--- TO DO ---
Below are records; how many of their lines contain "name"? Reply with the number and no other words.

--- Saved entries ---
........
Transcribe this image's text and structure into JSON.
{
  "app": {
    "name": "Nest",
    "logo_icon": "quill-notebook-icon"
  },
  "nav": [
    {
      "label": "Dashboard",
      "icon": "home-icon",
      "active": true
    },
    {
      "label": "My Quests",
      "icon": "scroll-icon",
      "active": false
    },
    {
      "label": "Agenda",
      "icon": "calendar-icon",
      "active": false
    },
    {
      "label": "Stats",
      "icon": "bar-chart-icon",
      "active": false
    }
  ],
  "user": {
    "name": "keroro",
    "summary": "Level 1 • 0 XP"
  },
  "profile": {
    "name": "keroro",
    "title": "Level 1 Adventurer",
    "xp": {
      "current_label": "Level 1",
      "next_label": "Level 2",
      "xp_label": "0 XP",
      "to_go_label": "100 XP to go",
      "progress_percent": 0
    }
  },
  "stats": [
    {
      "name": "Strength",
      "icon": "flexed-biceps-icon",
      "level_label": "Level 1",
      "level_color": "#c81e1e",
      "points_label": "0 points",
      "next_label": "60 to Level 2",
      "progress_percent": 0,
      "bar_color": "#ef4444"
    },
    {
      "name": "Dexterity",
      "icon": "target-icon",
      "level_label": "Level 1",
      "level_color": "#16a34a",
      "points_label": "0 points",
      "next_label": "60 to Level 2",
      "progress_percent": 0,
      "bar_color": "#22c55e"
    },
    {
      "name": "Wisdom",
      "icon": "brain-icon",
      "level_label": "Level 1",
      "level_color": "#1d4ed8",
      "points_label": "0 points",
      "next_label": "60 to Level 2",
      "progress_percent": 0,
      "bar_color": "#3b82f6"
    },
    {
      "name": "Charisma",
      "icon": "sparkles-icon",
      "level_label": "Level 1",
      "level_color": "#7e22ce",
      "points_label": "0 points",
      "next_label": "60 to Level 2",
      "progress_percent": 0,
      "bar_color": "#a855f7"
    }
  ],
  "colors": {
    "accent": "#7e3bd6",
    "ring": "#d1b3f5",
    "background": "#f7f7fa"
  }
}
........
--- ANSWER ---
7